Techniques to Measure the True Costs of Recruitment and Important Metrics
January 21, 2016 3:15 pm
Categorised in: The Blog
From advertising to finding a perfect candidates for vacancies, the costs of recruitment are variable. According to the cost per hire standards provided by the Society of Human Resource Management and American National Standards Institute, the recruitment cost can be evaluated simply by adding external costs and internal costs and dividing the sum by total number of new hires.
It refers to expenses including traveling costs, job fair fee, online posting fees, advertising fee and other related fees.
It refers to expenses like salaries, equipment cost, cost of the bills, medical, insurance, old age benefit cost, and other related costs.
5 Steps to Calculate the True Cost of Recruitment
The cost of recruitment can be calculated with this 5 step process.
- The Basic Cost of Recruiting
Finding out the right type of people for vacancies is hectic. You need to make the selection process fool-proof. Advertising vacancies on all forums to attract nationwide talent is a great way to choose the perfect employee from thousands of applicants. The basic cost of recruitment includes advertising cost and the cost of entertaining the candidates (including snacks etc.).
- The Cost of Training
Probation, training and many other terms are used by different organisations to evaluate the cost of recruitment after selection. You may need to search for candidates just after one month of recruiting a not-so-efficient employee.
- The Cost of Salaries and Benefits
Free coffee, membership, benefits for minors, dental plans, disability or death coverage and many other such benefits may be more expensive than the basic cost of the salary. Joe Hadzima, the lecturer in Sloan School of Management in MIT believes that the average total of benefits is 1.25 to 1.4 times of the basic salaries.
- The Cost of Integrating at Workplace
The cost of integrating at workplace refers to the cost of physical space required for new hires, the cost of travelling (including visa expenses if you are recruiting from abroad), the cost of technology including software and mobile phone credit, and the cost of other resources.

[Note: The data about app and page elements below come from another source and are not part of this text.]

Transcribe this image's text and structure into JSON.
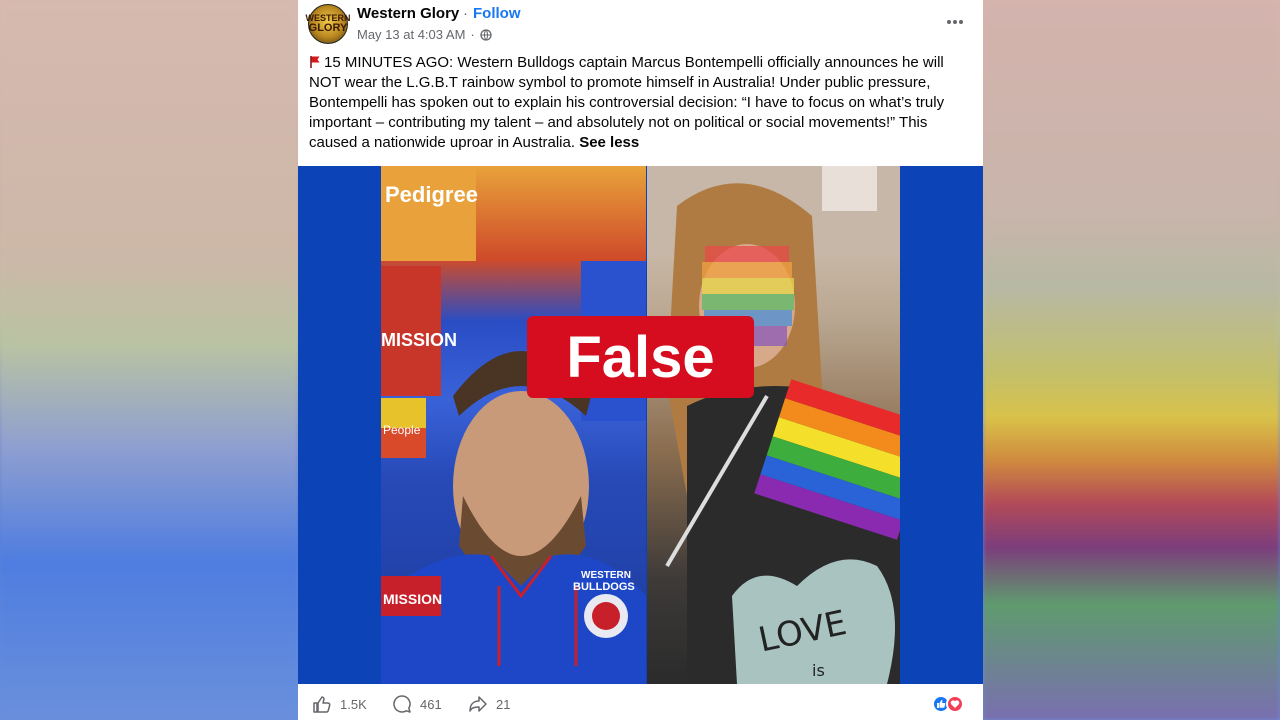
{
  "post": {
    "page_name": "Western Glory",
    "separator": "·",
    "follow_label": "Follow",
    "timestamp": "May 13 at 4:03 AM",
    "meta_separator": "·",
    "avatar_text_line1": "WESTERN",
    "avatar_text_line2": "GLORY",
    "caption": "15 MINUTES AGO: Western Bulldogs captain Marcus Bontempelli officially announces he will NOT wear the L.G.B.T rainbow symbol to promote himself in Australia! Under public pressure, Bontempelli has spoken out to explain his controversial decision: “I have to focus on what’s truly important – contributing my talent – and absolutely not on political or social movements!” This caused a nationwide uproar in Australia.",
    "see_less": "See less",
    "emoji_icon": "red-flag-icon"
  },
  "media": {
    "badge_label": "False",
    "badge_color": "#d50d1e",
    "background_color": "#0c44b8",
    "left_sponsor_1": "Pedigree",
    "left_sponsor_2": "MISSION",
    "left_sponsor_3": "People",
    "jacket_text_1": "WESTERN",
    "jacket_text_2": "BULLDOGS",
    "jacket_logo": "MISSION",
    "sign_text_1": "LOVE",
    "sign_text_2": "is"
  },
  "footer": {
    "likes": "1.5K",
    "comments": "461",
    "shares": "21",
    "like_icon": "thumbs-up-icon",
    "comment_icon": "comment-icon",
    "share_icon": "share-icon"
  },
  "colors": {
    "link": "#1877f2",
    "like_blue": "#1877f2",
    "love_red": "#f33e58"
  }
}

- The Cost of Break-Even Point
In the scenario of recruitment, break-even point is the point when the employees start giving their maximum. New hires take time to become accustomed to new environment and understand the technicalities of your organisation. The employers need to wait and keep investing til the new hires reach their break-even point.
Recruiting Efficiency Ratio

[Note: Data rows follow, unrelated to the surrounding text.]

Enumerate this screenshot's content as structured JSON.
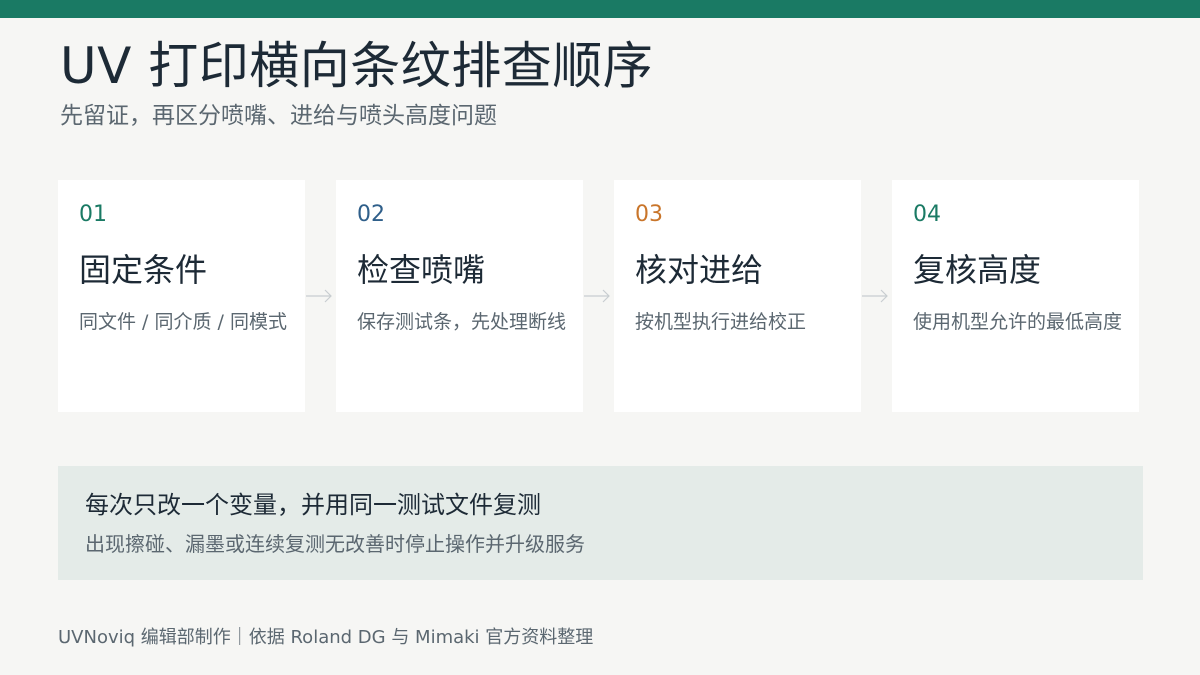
{
  "colors": {
    "accent_bar": "#1a7a64",
    "step_1": "#1a7a64",
    "step_2": "#2f5f8a",
    "step_3": "#c9752a",
    "step_4": "#1a7a64"
  },
  "header": {
    "title": "UV 打印横向条纹排查顺序",
    "subtitle": "先留证，再区分喷嘴、进给与喷头高度问题"
  },
  "steps": [
    {
      "num": "01",
      "name": "固定条件",
      "desc": "同文件 / 同介质 / 同模式"
    },
    {
      "num": "02",
      "name": "检查喷嘴",
      "desc": "保存测试条，先处理断线"
    },
    {
      "num": "03",
      "name": "核对进给",
      "desc": "按机型执行进给校正"
    },
    {
      "num": "04",
      "name": "复核高度",
      "desc": "使用机型允许的最低高度"
    }
  ],
  "arrows": {
    "icon": "arrow-right-icon"
  },
  "note": {
    "main": "每次只改一个变量，并用同一测试文件复测",
    "sub": "出现擦碰、漏墨或连续复测无改善时停止操作并升级服务"
  },
  "footer": {
    "text": "UVNoviq 编辑部制作｜依据 Roland DG 与 Mimaki 官方资料整理"
  }
}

RCR or Recruiting Efficiency Ratio is used to determine the worth of the new hires or to determine the efficiency of your investment on a new hire. It’s determined by dividing recruiting costs with total compensation recruited and multiplying the result with 100.
6 Metrics to Care About
The following are the 6 metrics to take care of during recruitment process.
- Time to Hire (including the operations loss you may suffer)
- Sourcing Channel (Multiple costs for multiple sources)
- Retention Cost (The loss of resignations, rehiring and retraining)
- Ratio of open vacancies with new hires
- The Ratio of Offer and Final Resolution (The difference between what you offer and what candidates demand
- Gender Mix
Careful assessment of recruitment process in the light of these tips and techniques can help you save a lot and choose the most efficient employee for your organisation.